(Dataset rows for apps and sites)

Start of Block

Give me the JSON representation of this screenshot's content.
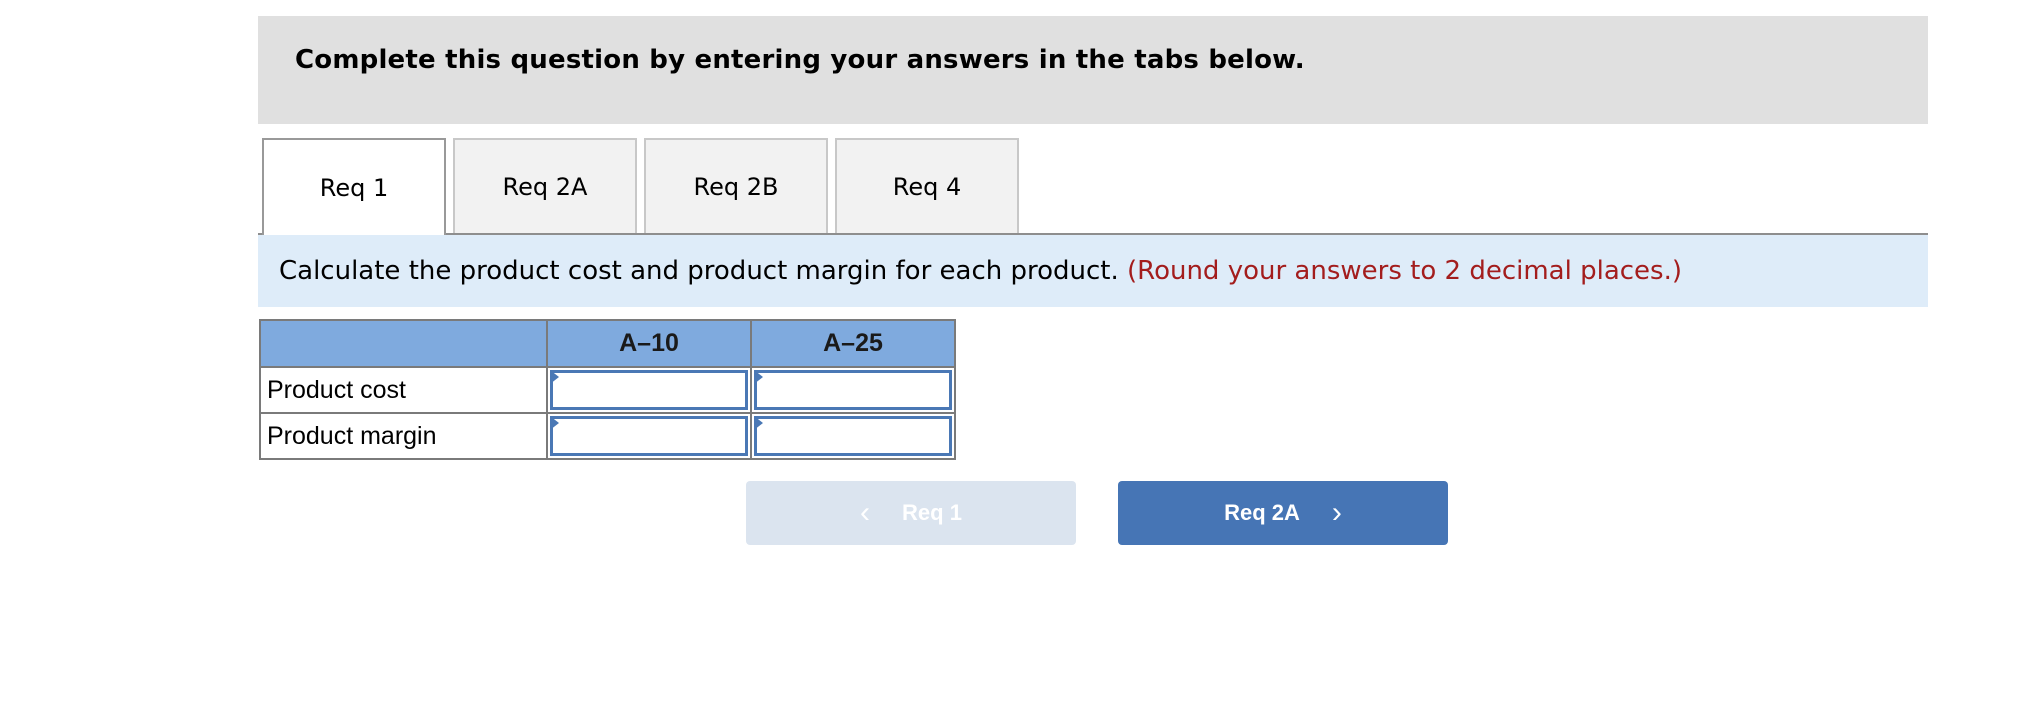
{
  "header": {
    "instruction": "Complete this question by entering your answers in the tabs below."
  },
  "tabs": [
    {
      "label": "Req 1",
      "active": true
    },
    {
      "label": "Req 2A",
      "active": false
    },
    {
      "label": "Req 2B",
      "active": false
    },
    {
      "label": "Req 4",
      "active": false
    }
  ],
  "question": {
    "text": "Calculate the product cost and product margin for each product.",
    "note": "(Round your answers to 2 decimal places.)"
  },
  "table": {
    "columns": [
      "",
      "A–10",
      "A–25"
    ],
    "rows": [
      {
        "label": "Product cost",
        "values": [
          "",
          ""
        ]
      },
      {
        "label": "Product margin",
        "values": [
          "",
          ""
        ]
      }
    ]
  },
  "navigation": {
    "prev_label": "Req 1",
    "next_label": "Req 2A",
    "prev_icon": "chevron-left-icon",
    "next_icon": "chevron-right-icon"
  },
  "colors": {
    "header_bg": "#e0e0e0",
    "instruction_bg": "#deecf9",
    "note_color": "#a31d1d",
    "table_header_bg": "#7faade",
    "primary_button": "#4675b5",
    "disabled_button": "#dbe4ef"
  }
}
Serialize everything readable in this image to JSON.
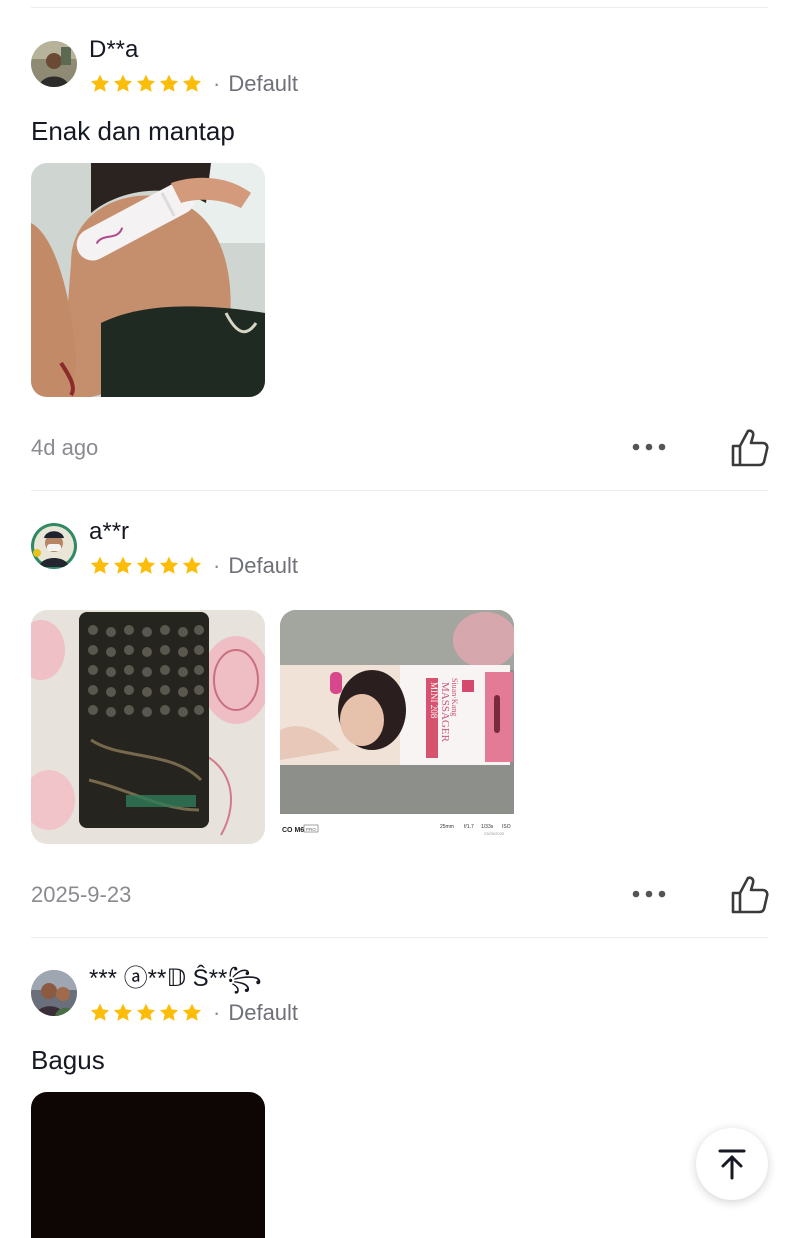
{
  "reviews": [
    {
      "username": "D**a",
      "rating": 5,
      "variant": "Default",
      "text": "Enak dan mantap",
      "time": "4d ago",
      "photos": [
        "face-massager-selfie"
      ]
    },
    {
      "username": "a**r",
      "rating": 5,
      "variant": "Default",
      "text": "",
      "time": "2025-9-23",
      "photos": [
        "bubble-wrap-package",
        "mini-massager-box"
      ],
      "photo2": {
        "box_brand": "Siuan·Kang",
        "box_line1": "MINI 208",
        "box_line2": "MASSAGER",
        "camera_label": "CO M6",
        "camera_tag": "PRO",
        "exif_left": "25mm",
        "exif_mid": "f/1.7",
        "exif_shutter": "1/33s",
        "exif_iso": "ISO",
        "exif_date": "23/09/2025"
      }
    },
    {
      "username": "*** ⓐ**𝔻 Ŝ**",
      "username_deco": "꧂",
      "rating": 5,
      "variant": "Default",
      "text": "Bagus",
      "photos": [
        "dark-photo"
      ]
    }
  ],
  "separator": "·",
  "colors": {
    "star": "#fbbd08",
    "text": "#161823",
    "muted": "#8a8b91",
    "divider": "#ececec"
  },
  "icons": {
    "more": "more-dots-icon",
    "like": "thumbs-up-icon",
    "scroll_top": "arrow-up-to-top-icon"
  }
}
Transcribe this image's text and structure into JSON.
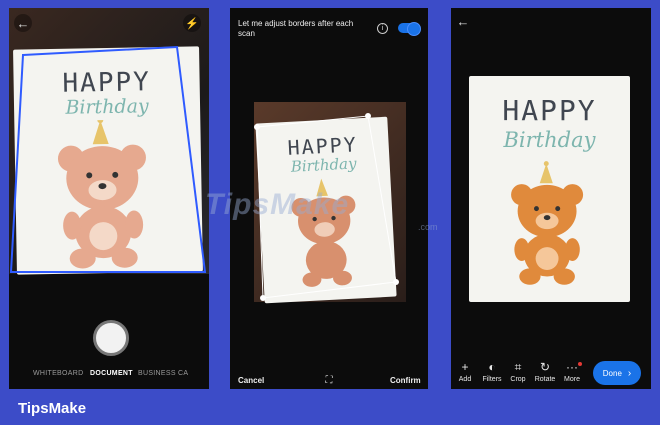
{
  "card": {
    "line1": "HAPPY",
    "line2": "Birthday"
  },
  "capture": {
    "modes": [
      "WHITEBOARD",
      "DOCUMENT",
      "BUSINESS CA"
    ],
    "active_mode": "DOCUMENT"
  },
  "adjust": {
    "setting_label": "Let me adjust borders after each scan",
    "toggle_on": true,
    "cancel_label": "Cancel",
    "confirm_label": "Confirm"
  },
  "review": {
    "toolbar": [
      {
        "label": "Add",
        "icon": "plus-icon"
      },
      {
        "label": "Filters",
        "icon": "filters-icon"
      },
      {
        "label": "Crop",
        "icon": "crop-icon"
      },
      {
        "label": "Rotate",
        "icon": "rotate-icon"
      },
      {
        "label": "More",
        "icon": "more-icon"
      }
    ],
    "done_label": "Done"
  },
  "watermark": {
    "text": "TipsMake",
    "suffix": ".com"
  },
  "brand": "TipsMake",
  "colors": {
    "accent": "#1a73e8",
    "frame": "#3c4cc8",
    "crop_line": "#2f5bff"
  }
}
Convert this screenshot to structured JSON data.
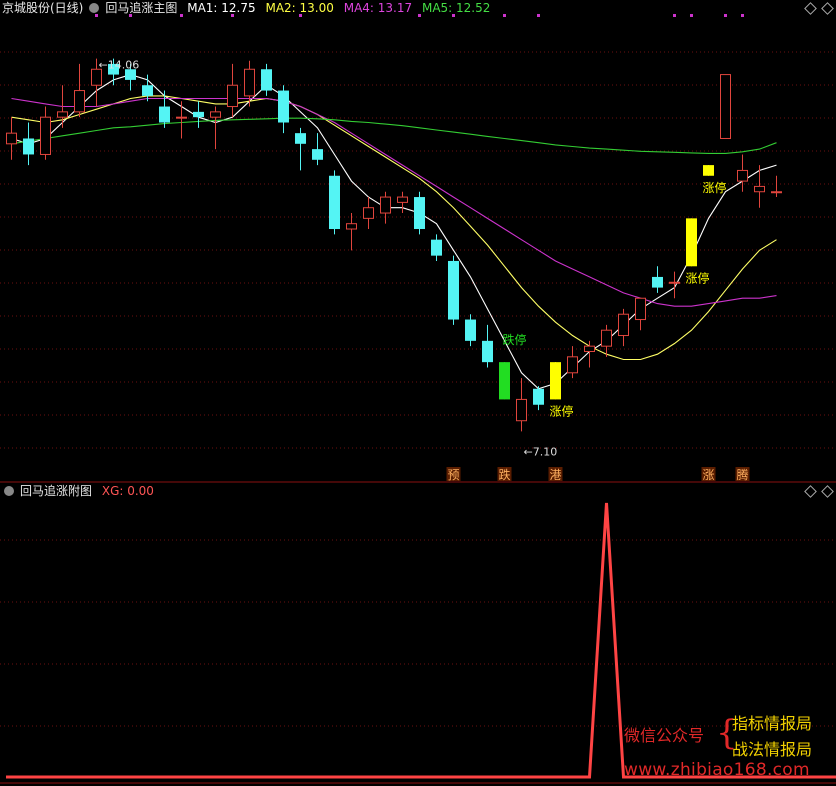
{
  "header": {
    "stock_name": "京城股份(日线)",
    "indicator_name": "回马追涨主图",
    "ma1": "MA1: 12.75",
    "ma2": "MA2: 13.00",
    "ma4": "MA4: 13.17",
    "ma5": "MA5: 12.52"
  },
  "sub_header": {
    "indicator_name": "回马追涨附图",
    "xg": "XG: 0.00"
  },
  "colors": {
    "up": "#e0453d",
    "down": "#54f4f4",
    "limit_up": "#ffff00",
    "limit_down": "#22dd22",
    "ma1": "#ffffff",
    "ma2": "#ffff66",
    "ma4": "#cc33cc",
    "ma5": "#33cc33",
    "grid": "#6b0f0f",
    "xg": "#ff4444"
  },
  "watermark": {
    "left": "微信公众号",
    "right_top": "指标情报局",
    "right_bottom": "战法情报局",
    "url": "www.zhibiao168.com"
  },
  "chart_data": {
    "type": "candlestick",
    "price_range": [
      6.6,
      14.9
    ],
    "annotations": {
      "high_label": "14.06",
      "low_label": "7.10",
      "limit_up": "涨停",
      "limit_down": "跌停"
    },
    "candles": [
      {
        "o": 12.5,
        "h": 13.0,
        "l": 12.2,
        "c": 12.7
      },
      {
        "o": 12.6,
        "h": 12.9,
        "l": 12.1,
        "c": 12.3
      },
      {
        "o": 12.3,
        "h": 13.2,
        "l": 12.2,
        "c": 13.0
      },
      {
        "o": 13.0,
        "h": 13.6,
        "l": 12.8,
        "c": 13.1
      },
      {
        "o": 13.1,
        "h": 14.0,
        "l": 13.0,
        "c": 13.5
      },
      {
        "o": 13.6,
        "h": 14.1,
        "l": 13.2,
        "c": 13.9
      },
      {
        "o": 14.0,
        "h": 14.1,
        "l": 13.6,
        "c": 13.8
      },
      {
        "o": 13.9,
        "h": 14.0,
        "l": 13.5,
        "c": 13.7
      },
      {
        "o": 13.6,
        "h": 13.8,
        "l": 13.3,
        "c": 13.4
      },
      {
        "o": 13.2,
        "h": 13.5,
        "l": 12.8,
        "c": 12.9
      },
      {
        "o": 13.0,
        "h": 13.3,
        "l": 12.6,
        "c": 13.0
      },
      {
        "o": 13.1,
        "h": 13.3,
        "l": 12.8,
        "c": 13.0
      },
      {
        "o": 13.0,
        "h": 13.2,
        "l": 12.4,
        "c": 13.1
      },
      {
        "o": 13.2,
        "h": 14.0,
        "l": 13.0,
        "c": 13.6
      },
      {
        "o": 13.4,
        "h": 14.06,
        "l": 13.2,
        "c": 13.9
      },
      {
        "o": 13.9,
        "h": 14.0,
        "l": 13.4,
        "c": 13.5
      },
      {
        "o": 13.5,
        "h": 13.6,
        "l": 12.7,
        "c": 12.9
      },
      {
        "o": 12.7,
        "h": 12.8,
        "l": 12.0,
        "c": 12.5
      },
      {
        "o": 12.4,
        "h": 12.7,
        "l": 12.1,
        "c": 12.2
      },
      {
        "o": 11.9,
        "h": 12.0,
        "l": 10.8,
        "c": 10.9
      },
      {
        "o": 10.9,
        "h": 11.2,
        "l": 10.5,
        "c": 11.0
      },
      {
        "o": 11.1,
        "h": 11.5,
        "l": 10.9,
        "c": 11.3
      },
      {
        "o": 11.2,
        "h": 11.6,
        "l": 11.0,
        "c": 11.5
      },
      {
        "o": 11.4,
        "h": 11.6,
        "l": 11.2,
        "c": 11.5
      },
      {
        "o": 11.5,
        "h": 11.6,
        "l": 10.8,
        "c": 10.9
      },
      {
        "o": 10.7,
        "h": 10.8,
        "l": 10.3,
        "c": 10.4
      },
      {
        "o": 10.3,
        "h": 10.4,
        "l": 9.1,
        "c": 9.2
      },
      {
        "o": 9.2,
        "h": 9.3,
        "l": 8.7,
        "c": 8.8
      },
      {
        "o": 8.8,
        "h": 9.1,
        "l": 8.3,
        "c": 8.4
      },
      {
        "o": 8.4,
        "h": 8.4,
        "l": 7.7,
        "c": 7.7,
        "limit": "down"
      },
      {
        "o": 7.3,
        "h": 8.1,
        "l": 7.1,
        "c": 7.7
      },
      {
        "o": 7.9,
        "h": 7.95,
        "l": 7.5,
        "c": 7.6
      },
      {
        "o": 7.7,
        "h": 8.4,
        "l": 7.7,
        "c": 8.4,
        "limit": "up"
      },
      {
        "o": 8.2,
        "h": 8.7,
        "l": 8.1,
        "c": 8.5
      },
      {
        "o": 8.6,
        "h": 8.8,
        "l": 8.3,
        "c": 8.7
      },
      {
        "o": 8.7,
        "h": 9.1,
        "l": 8.5,
        "c": 9.0
      },
      {
        "o": 8.9,
        "h": 9.4,
        "l": 8.7,
        "c": 9.3
      },
      {
        "o": 9.2,
        "h": 9.6,
        "l": 9.0,
        "c": 9.6
      },
      {
        "o": 10.0,
        "h": 10.2,
        "l": 9.7,
        "c": 9.8
      },
      {
        "o": 9.9,
        "h": 10.1,
        "l": 9.6,
        "c": 9.9
      },
      {
        "o": 10.2,
        "h": 11.1,
        "l": 10.2,
        "c": 11.1,
        "limit": "up"
      },
      {
        "o": 11.9,
        "h": 12.1,
        "l": 11.9,
        "c": 12.1,
        "limit": "up"
      },
      {
        "o": 12.6,
        "h": 13.8,
        "l": 12.6,
        "c": 13.8
      },
      {
        "o": 11.8,
        "h": 12.3,
        "l": 11.6,
        "c": 12.0
      },
      {
        "o": 11.6,
        "h": 12.1,
        "l": 11.3,
        "c": 11.7
      },
      {
        "o": 11.6,
        "h": 11.9,
        "l": 11.5,
        "c": 11.6
      }
    ],
    "limit_labels": [
      {
        "index": 29,
        "text": "跌停"
      },
      {
        "index": 32,
        "text": "涨停"
      },
      {
        "index": 40,
        "text": "涨停"
      },
      {
        "index": 41,
        "text": "涨停"
      }
    ],
    "markers": [
      {
        "index": 26,
        "text": "预"
      },
      {
        "index": 29,
        "text": "跌"
      },
      {
        "index": 32,
        "text": "港"
      },
      {
        "index": 41,
        "text": "涨"
      },
      {
        "index": 43,
        "text": "腾"
      }
    ],
    "series": [
      {
        "key": "ma1",
        "values": [
          12.6,
          12.5,
          12.6,
          12.9,
          13.2,
          13.5,
          13.7,
          13.8,
          13.7,
          13.4,
          13.2,
          13.0,
          12.9,
          13.0,
          13.3,
          13.6,
          13.4,
          13.1,
          12.8,
          12.3,
          11.8,
          11.5,
          11.3,
          11.3,
          11.2,
          11.0,
          10.5,
          10.0,
          9.4,
          8.8,
          8.2,
          7.9,
          8.0,
          8.3,
          8.6,
          8.8,
          9.1,
          9.4,
          9.6,
          9.8,
          10.4,
          11.1,
          11.6,
          11.8,
          12.0,
          12.1
        ]
      },
      {
        "key": "ma2",
        "values": [
          13.0,
          12.95,
          12.9,
          12.95,
          13.05,
          13.15,
          13.25,
          13.35,
          13.4,
          13.4,
          13.35,
          13.3,
          13.25,
          13.25,
          13.3,
          13.35,
          13.3,
          13.2,
          13.05,
          12.85,
          12.65,
          12.45,
          12.25,
          12.05,
          11.85,
          11.6,
          11.3,
          10.95,
          10.6,
          10.2,
          9.8,
          9.45,
          9.15,
          8.9,
          8.7,
          8.55,
          8.45,
          8.45,
          8.55,
          8.75,
          9.0,
          9.35,
          9.75,
          10.15,
          10.5,
          10.7
        ]
      },
      {
        "key": "ma4",
        "values": [
          13.35,
          13.3,
          13.25,
          13.2,
          13.2,
          13.2,
          13.25,
          13.3,
          13.35,
          13.35,
          13.35,
          13.35,
          13.35,
          13.35,
          13.35,
          13.35,
          13.3,
          13.2,
          13.05,
          12.9,
          12.7,
          12.5,
          12.3,
          12.1,
          11.9,
          11.7,
          11.5,
          11.3,
          11.1,
          10.9,
          10.7,
          10.5,
          10.3,
          10.15,
          10.0,
          9.85,
          9.7,
          9.6,
          9.5,
          9.45,
          9.45,
          9.5,
          9.55,
          9.6,
          9.6,
          9.65
        ]
      },
      {
        "key": "ma5",
        "values": [
          12.5,
          12.55,
          12.6,
          12.65,
          12.7,
          12.75,
          12.8,
          12.82,
          12.85,
          12.88,
          12.9,
          12.92,
          12.94,
          12.95,
          12.96,
          12.97,
          12.98,
          12.98,
          12.97,
          12.95,
          12.92,
          12.9,
          12.87,
          12.84,
          12.8,
          12.76,
          12.72,
          12.68,
          12.64,
          12.6,
          12.56,
          12.52,
          12.48,
          12.45,
          12.42,
          12.4,
          12.38,
          12.36,
          12.35,
          12.34,
          12.33,
          12.32,
          12.32,
          12.35,
          12.4,
          12.52
        ]
      }
    ],
    "xg": {
      "range": [
        0,
        1
      ],
      "values": [
        0,
        0,
        0,
        0,
        0,
        0,
        0,
        0,
        0,
        0,
        0,
        0,
        0,
        0,
        0,
        0,
        0,
        0,
        0,
        0,
        0,
        0,
        0,
        0,
        0,
        0,
        0,
        0,
        0,
        0,
        0,
        0,
        0,
        0,
        0,
        1,
        0,
        0,
        0,
        0,
        0,
        0,
        0,
        0,
        0,
        0
      ]
    }
  }
}
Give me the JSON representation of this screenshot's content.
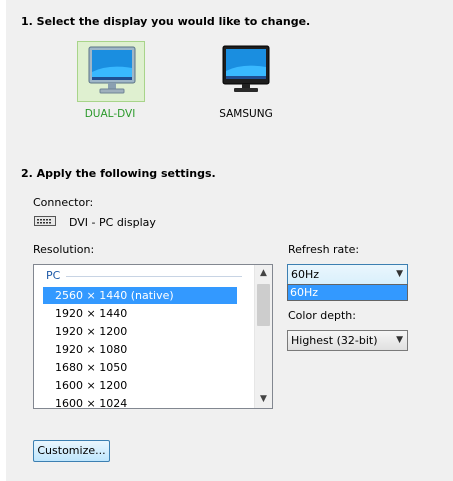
{
  "section1": {
    "title": "1. Select the display you would like to change."
  },
  "displays": [
    {
      "label": "DUAL-DVI",
      "selected": true
    },
    {
      "label": "SAMSUNG",
      "selected": false
    }
  ],
  "section2": {
    "title": "2. Apply the following settings."
  },
  "connector": {
    "label": "Connector:",
    "value": "DVI - PC display",
    "icon": "dvi-connector-icon"
  },
  "resolution": {
    "label": "Resolution:",
    "group": "PC",
    "items": [
      {
        "label": "2560 × 1440 (native)",
        "selected": true
      },
      {
        "label": "1920 × 1440"
      },
      {
        "label": "1920 × 1200"
      },
      {
        "label": "1920 × 1080"
      },
      {
        "label": "1680 × 1050"
      },
      {
        "label": "1600 × 1200"
      },
      {
        "label": "1600 × 1024"
      }
    ]
  },
  "refresh_rate": {
    "label": "Refresh rate:",
    "value": "60Hz",
    "options": [
      "60Hz"
    ]
  },
  "color_depth": {
    "label": "Color depth:",
    "value": "Highest (32-bit)"
  },
  "customize_button": "Customize...",
  "colors": {
    "selected_label": "#2b9a2b",
    "selection": "#3399ff",
    "group_header": "#1e5aa8"
  }
}
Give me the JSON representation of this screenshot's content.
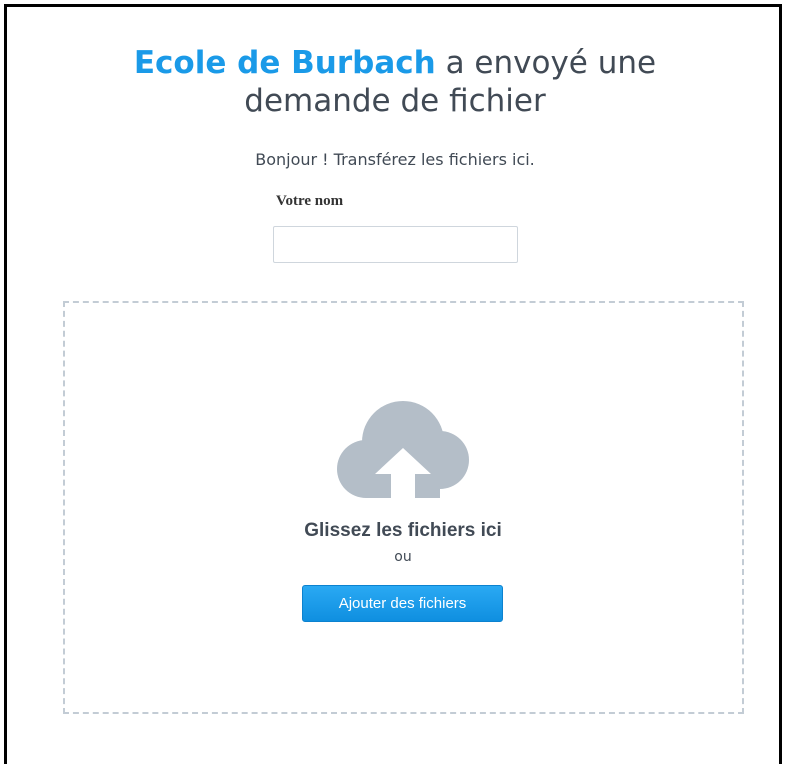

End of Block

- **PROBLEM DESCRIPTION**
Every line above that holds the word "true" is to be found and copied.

- **RESPONSE FOR THIS EXERCISE**
      "active": true
    "toggle_on": true,
      "selected": true
        "selected": true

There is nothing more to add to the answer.